May, 1996, Nampa, Idaho: Randy Maxwell and I, co-editors watch as the first issue of ParentTalk magazine rolls off the webpress at Pacific Press Publishing Association. The glee and awe is apparent in Randy’s eyes, but I have been here before. It’s our baby, and we are seeing it being born.
“Enjoy it,” I tell him. “Because it doesn’t get any better than this.”
For an editor, seeing your publication being printed and getting it into the hands of your readers is about as good as it gets. I loved being a magazine editor. It consisted of taking a very abstract concept and working with a team to make that idea–your idea–into something very tangible.
Fast forward almost 25 years, and here I am, a professor and an author. I still get joy out of creating, but not in the same way. What are the favorite moments of authors, and what motivates them to keep going, especially when their latest project seems to fall flat?
Well, for some, like Randy, it could be getting that first book printed and in their hands. There’s nothing like seeing your first book, words on paper, in your hands for the first time. But after having written more than 23 books (that’s how many I have had published; I won’t tell you how many I have written!), the feeling is nice, but is not as special as that first time. In addition, the digital age means that 90 percent of my books are sold electronically and never have the honor of being on paper.
Then there’s the thrill of getting that paycheck. Money makes the world go ’round, or so they say. Money, money, money. I answer questions all the time on Quora on people who assume that good writers make a TON of money. Well, sorry to break it to you. It’s hard work for not a little cash. You would make more money at a minimum wage job, I’m sorry to say. And then there’s always self-employment tax, which is always a joy.

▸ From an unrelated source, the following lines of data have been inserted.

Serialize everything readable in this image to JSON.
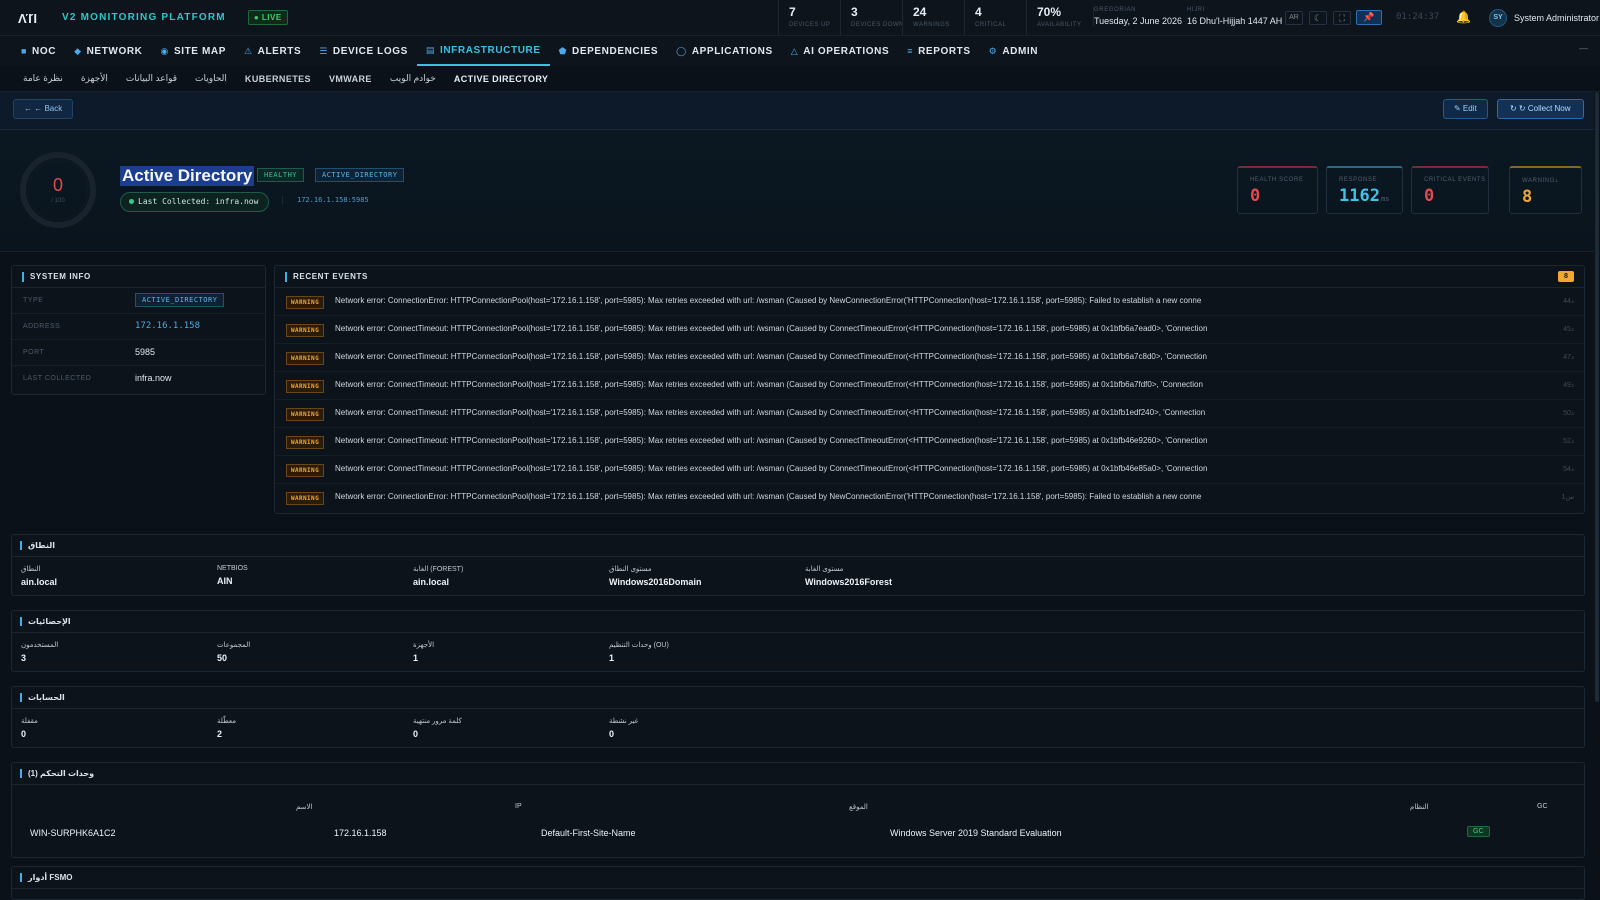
{
  "topbar": {
    "logo": "ΛΊΊ",
    "platform": "V2 MONITORING PLATFORM",
    "live": "● LIVE",
    "stats": [
      {
        "value": "7",
        "label": "DEVICES UP"
      },
      {
        "value": "3",
        "label": "DEVICES DOWN"
      },
      {
        "value": "24",
        "label": "WARNINGS"
      },
      {
        "value": "4",
        "label": "CRITICAL"
      },
      {
        "value": "70%",
        "label": "AVAILABILITY"
      }
    ],
    "gregorian_label": "GREGORIAN",
    "gregorian_date": "Tuesday, 2 June 2026",
    "hijri_label": "HIJRI",
    "hijri_date": "16 Dhu'l-Hijjah 1447 AH",
    "lang_toggle": "AR",
    "theme_icon": "☾",
    "fullscreen_icon": "⛶",
    "pin_icon": "📌",
    "clock": "01:24:37",
    "bell_icon": "🔔",
    "avatar_initials": "SY",
    "username": "System Administrator"
  },
  "nav": {
    "items": [
      {
        "icon": "■",
        "label": "NOC"
      },
      {
        "icon": "◆",
        "label": "NETWORK"
      },
      {
        "icon": "◉",
        "label": "SITE MAP"
      },
      {
        "icon": "⚠",
        "label": "ALERTS"
      },
      {
        "icon": "☰",
        "label": "DEVICE LOGS"
      },
      {
        "icon": "▤",
        "label": "INFRASTRUCTURE"
      },
      {
        "icon": "⬟",
        "label": "DEPENDENCIES"
      },
      {
        "icon": "◯",
        "label": "APPLICATIONS"
      },
      {
        "icon": "△",
        "label": "AI OPERATIONS"
      },
      {
        "icon": "≡",
        "label": "REPORTS"
      },
      {
        "icon": "⚙",
        "label": "ADMIN"
      }
    ],
    "collapse_icon": "—"
  },
  "subnav": {
    "items": [
      "نظرة عامة",
      "الأجهزة",
      "قواعد البيانات",
      "الحاويات",
      "KUBERNETES",
      "VMWARE",
      "خوادم الويب",
      "ACTIVE DIRECTORY"
    ]
  },
  "actions": {
    "back": "← ← Back",
    "edit": "✎ Edit",
    "collect": "↻ ↻ Collect Now"
  },
  "hero": {
    "gauge_value": "0",
    "gauge_max": "/ 100",
    "title": "Active Directory",
    "status": "HEALTHY",
    "type": "ACTIVE_DIRECTORY",
    "last_collected": "Last Collected: infra.now",
    "address": "172.16.1.158:5985",
    "kpis": {
      "health_label": "HEALTH SCORE",
      "health_value": "0",
      "response_label": "RESPONSE",
      "response_value": "1162",
      "response_unit": "ms",
      "critical_label": "CRITICAL EVENTS",
      "critical_value": "0",
      "warning_label": "WARNINGذ",
      "warning_value": "8"
    }
  },
  "system_info": {
    "title": "SYSTEM INFO",
    "rows": [
      {
        "key": "TYPE",
        "value": "ACTIVE_DIRECTORY"
      },
      {
        "key": "ADDRESS",
        "value": "172.16.1.158"
      },
      {
        "key": "PORT",
        "value": "5985"
      },
      {
        "key": "LAST COLLECTED",
        "value": "infra.now"
      }
    ]
  },
  "events": {
    "title": "RECENT EVENTS",
    "count": "8",
    "items": [
      {
        "severity": "WARNING",
        "message": "Network error: ConnectionError: HTTPConnectionPool(host='172.16.1.158', port=5985): Max retries exceeded with url: /wsman (Caused by NewConnectionError('HTTPConnection(host='172.16.1.158', port=5985): Failed to establish a new conne",
        "time": "44د"
      },
      {
        "severity": "WARNING",
        "message": "Network error: ConnectTimeout: HTTPConnectionPool(host='172.16.1.158', port=5985): Max retries exceeded with url: /wsman (Caused by ConnectTimeoutError(<HTTPConnection(host='172.16.1.158', port=5985) at 0x1bfb6a7ead0>, 'Connection",
        "time": "45د"
      },
      {
        "severity": "WARNING",
        "message": "Network error: ConnectTimeout: HTTPConnectionPool(host='172.16.1.158', port=5985): Max retries exceeded with url: /wsman (Caused by ConnectTimeoutError(<HTTPConnection(host='172.16.1.158', port=5985) at 0x1bfb6a7c8d0>, 'Connection",
        "time": "47د"
      },
      {
        "severity": "WARNING",
        "message": "Network error: ConnectTimeout: HTTPConnectionPool(host='172.16.1.158', port=5985): Max retries exceeded with url: /wsman (Caused by ConnectTimeoutError(<HTTPConnection(host='172.16.1.158', port=5985) at 0x1bfb6a7fdf0>, 'Connection",
        "time": "49د"
      },
      {
        "severity": "WARNING",
        "message": "Network error: ConnectTimeout: HTTPConnectionPool(host='172.16.1.158', port=5985): Max retries exceeded with url: /wsman (Caused by ConnectTimeoutError(<HTTPConnection(host='172.16.1.158', port=5985) at 0x1bfb1edf240>, 'Connection",
        "time": "50د"
      },
      {
        "severity": "WARNING",
        "message": "Network error: ConnectTimeout: HTTPConnectionPool(host='172.16.1.158', port=5985): Max retries exceeded with url: /wsman (Caused by ConnectTimeoutError(<HTTPConnection(host='172.16.1.158', port=5985) at 0x1bfb46e9260>, 'Connection",
        "time": "52د"
      },
      {
        "severity": "WARNING",
        "message": "Network error: ConnectTimeout: HTTPConnectionPool(host='172.16.1.158', port=5985): Max retries exceeded with url: /wsman (Caused by ConnectTimeoutError(<HTTPConnection(host='172.16.1.158', port=5985) at 0x1bfb46e85a0>, 'Connection",
        "time": "54د"
      },
      {
        "severity": "WARNING",
        "message": "Network error: ConnectionError: HTTPConnectionPool(host='172.16.1.158', port=5985): Max retries exceeded with url: /wsman (Caused by NewConnectionError('HTTPConnection(host='172.16.1.158', port=5985): Failed to establish a new conne",
        "time": "1س"
      }
    ]
  },
  "domain": {
    "title": "النطاق",
    "fields": [
      {
        "key": "النطاق",
        "value": "ain.local"
      },
      {
        "key": "NETBIOS",
        "value": "AIN"
      },
      {
        "key": "الغابة (FOREST)",
        "value": "ain.local"
      },
      {
        "key": "مستوى النطاق",
        "value": "Windows2016Domain"
      },
      {
        "key": "مستوى الغابة",
        "value": "Windows2016Forest"
      }
    ]
  },
  "stats": {
    "title": "الإحصائيات",
    "fields": [
      {
        "key": "المستخدمون",
        "value": "3"
      },
      {
        "key": "المجموعات",
        "value": "50"
      },
      {
        "key": "الأجهزة",
        "value": "1"
      },
      {
        "key": "وحدات التنظيم (OU)",
        "value": "1"
      }
    ]
  },
  "accounts": {
    "title": "الحسابات",
    "fields": [
      {
        "key": "مقفلة",
        "value": "0"
      },
      {
        "key": "معطّلة",
        "value": "2"
      },
      {
        "key": "كلمة مرور منتهية",
        "value": "0"
      },
      {
        "key": "غير نشطة",
        "value": "0"
      }
    ]
  },
  "dcs": {
    "title": "وحدات التحكم (1)",
    "headers": {
      "name": "الاسم",
      "ip": "IP",
      "site": "الموقع",
      "os": "النظام",
      "gc": "GC"
    },
    "rows": [
      {
        "name": "WIN-SURPHK6A1C2",
        "ip": "172.16.1.158",
        "site": "Default-First-Site-Name",
        "os": "Windows Server 2019 Standard Evaluation",
        "gc": "GC"
      }
    ]
  },
  "fsmo": {
    "title": "أدوار FSMO"
  }
}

And then there are the accolades. People shouting your name in recognition, wanting their picture taken with you, asking if they can name their firstborn after you. Sorry: most authors aren’t recognized. I’m what I call “small-town famous”. People know me on Facebook, on Twitter (a few) and in Keene, Texas. That’s about it. And there are a few elementary schools that read my books in class. I’m a rock star to them. But you can’t take that to the bank.
What I live for is what I’m experiencing right now. And that’s the birth of a perfect book. I draft up my outline for my book project before I start writing, and when I get to the point where I can visualize it in my mind, when it all comes together…THEN I know it’s time to start writing. And I love that moment. It’s the moment of creation.
You see, I’m not the type of writer who sits down to a blank piece of paper and say, “What shall I write today?” I tried that and found it a waste of my time. Instead, I need to know in advance. And I see that moment of creation as close as a person can be to God when He said, “Hey, I think I will create a world. And it will have oceans, and mountains, and rivers, and animals…and people.”
I love being creative. There was once a time when I thought the reward came in accolades, in awards, in money. But now I know the reward is in creating itself.
It’s a rush.